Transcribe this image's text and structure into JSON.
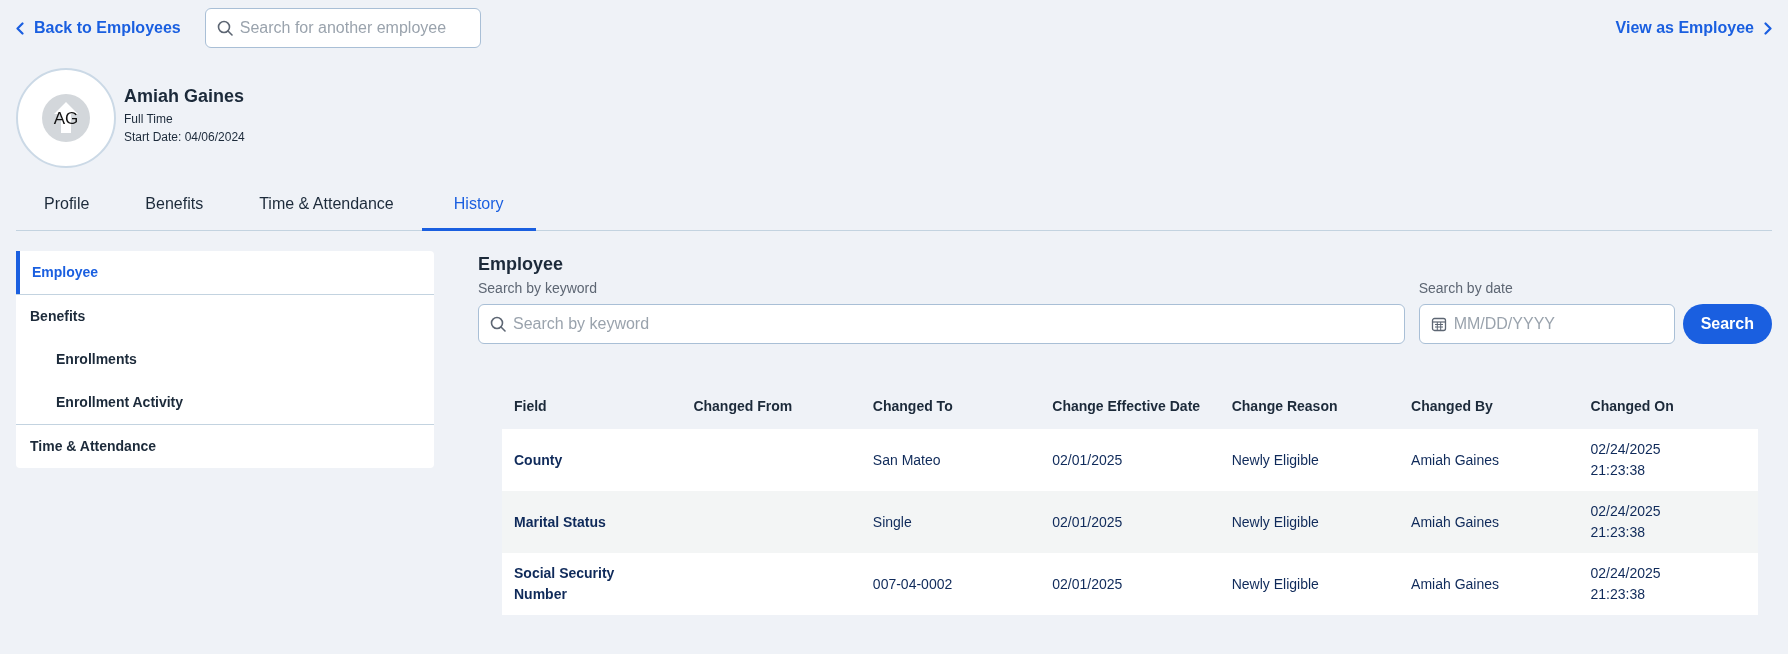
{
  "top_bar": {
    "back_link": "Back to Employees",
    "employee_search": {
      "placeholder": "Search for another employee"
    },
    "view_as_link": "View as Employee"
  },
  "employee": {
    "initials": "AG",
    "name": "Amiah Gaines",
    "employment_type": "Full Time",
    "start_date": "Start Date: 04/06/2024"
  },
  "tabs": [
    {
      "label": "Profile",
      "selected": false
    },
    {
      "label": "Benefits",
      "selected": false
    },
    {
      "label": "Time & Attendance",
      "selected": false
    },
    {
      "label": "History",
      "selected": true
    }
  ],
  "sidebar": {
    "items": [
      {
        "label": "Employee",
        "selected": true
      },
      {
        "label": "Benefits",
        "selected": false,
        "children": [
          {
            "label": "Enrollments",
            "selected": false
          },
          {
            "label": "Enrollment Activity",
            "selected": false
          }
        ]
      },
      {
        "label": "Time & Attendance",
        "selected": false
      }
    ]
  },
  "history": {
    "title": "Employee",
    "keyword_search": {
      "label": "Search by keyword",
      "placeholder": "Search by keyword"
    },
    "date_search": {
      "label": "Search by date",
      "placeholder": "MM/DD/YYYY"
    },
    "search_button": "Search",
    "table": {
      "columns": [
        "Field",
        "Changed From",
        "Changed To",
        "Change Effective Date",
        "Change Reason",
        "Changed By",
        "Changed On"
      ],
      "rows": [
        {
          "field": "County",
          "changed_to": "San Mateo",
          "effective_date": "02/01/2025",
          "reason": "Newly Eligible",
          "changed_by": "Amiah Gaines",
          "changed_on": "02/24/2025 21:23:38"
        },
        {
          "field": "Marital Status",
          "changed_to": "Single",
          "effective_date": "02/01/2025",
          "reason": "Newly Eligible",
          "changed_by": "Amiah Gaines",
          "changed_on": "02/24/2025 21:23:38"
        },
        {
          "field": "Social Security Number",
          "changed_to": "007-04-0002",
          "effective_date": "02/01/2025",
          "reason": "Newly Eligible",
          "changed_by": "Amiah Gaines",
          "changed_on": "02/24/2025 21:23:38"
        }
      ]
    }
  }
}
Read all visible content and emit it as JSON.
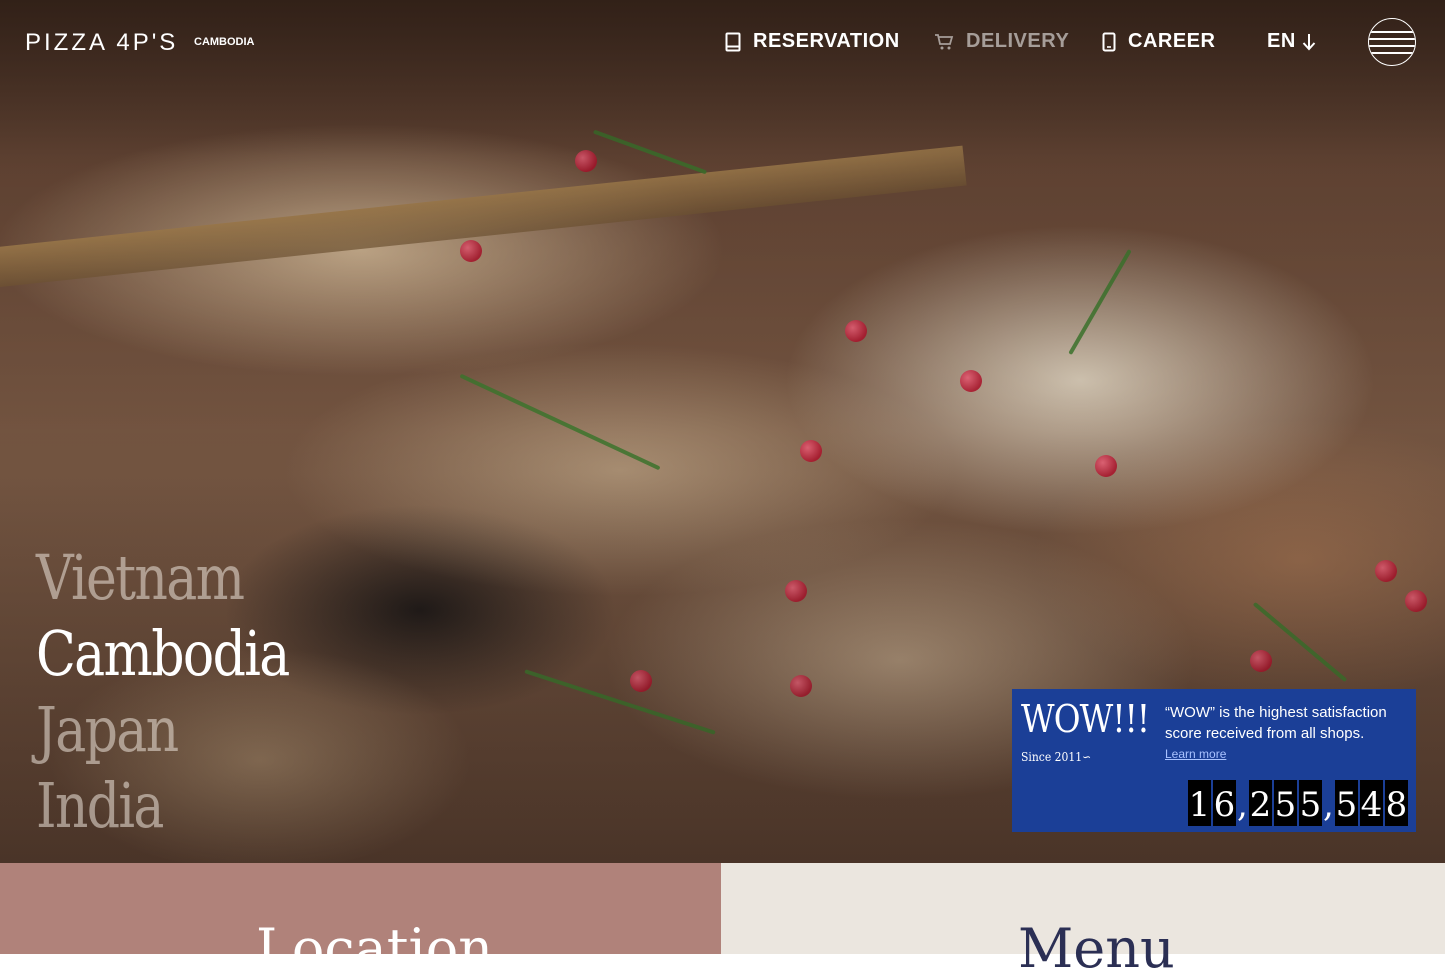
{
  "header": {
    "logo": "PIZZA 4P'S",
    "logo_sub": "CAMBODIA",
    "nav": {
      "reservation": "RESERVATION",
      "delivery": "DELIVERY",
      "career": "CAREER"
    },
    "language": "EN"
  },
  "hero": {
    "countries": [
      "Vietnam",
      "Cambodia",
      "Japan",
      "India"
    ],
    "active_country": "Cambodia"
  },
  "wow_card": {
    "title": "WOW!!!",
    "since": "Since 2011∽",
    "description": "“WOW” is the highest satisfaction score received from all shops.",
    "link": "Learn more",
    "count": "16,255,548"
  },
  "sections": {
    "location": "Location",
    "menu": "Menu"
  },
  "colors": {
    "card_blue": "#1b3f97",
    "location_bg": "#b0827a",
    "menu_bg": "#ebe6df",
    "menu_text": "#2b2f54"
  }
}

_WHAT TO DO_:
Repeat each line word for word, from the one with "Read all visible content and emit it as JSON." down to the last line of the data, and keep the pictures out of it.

_RESULT OF THIS TASK_:
Read all visible content and emit it as JSON.
{
  "header": {
    "logo": "PIZZA 4P'S",
    "logo_sub": "CAMBODIA",
    "nav": {
      "reservation": "RESERVATION",
      "delivery": "DELIVERY",
      "career": "CAREER"
    },
    "language": "EN"
  },
  "hero": {
    "countries": [
      "Vietnam",
      "Cambodia",
      "Japan",
      "India"
    ],
    "active_country": "Cambodia"
  },
  "wow_card": {
    "title": "WOW!!!",
    "since": "Since 2011∽",
    "description": "“WOW” is the highest satisfaction score received from all shops.",
    "link": "Learn more",
    "count": "16,255,548"
  },
  "sections": {
    "location": "Location",
    "menu": "Menu"
  },
  "colors": {
    "card_blue": "#1b3f97",
    "location_bg": "#b0827a",
    "menu_bg": "#ebe6df",
    "menu_text": "#2b2f54"
  }
}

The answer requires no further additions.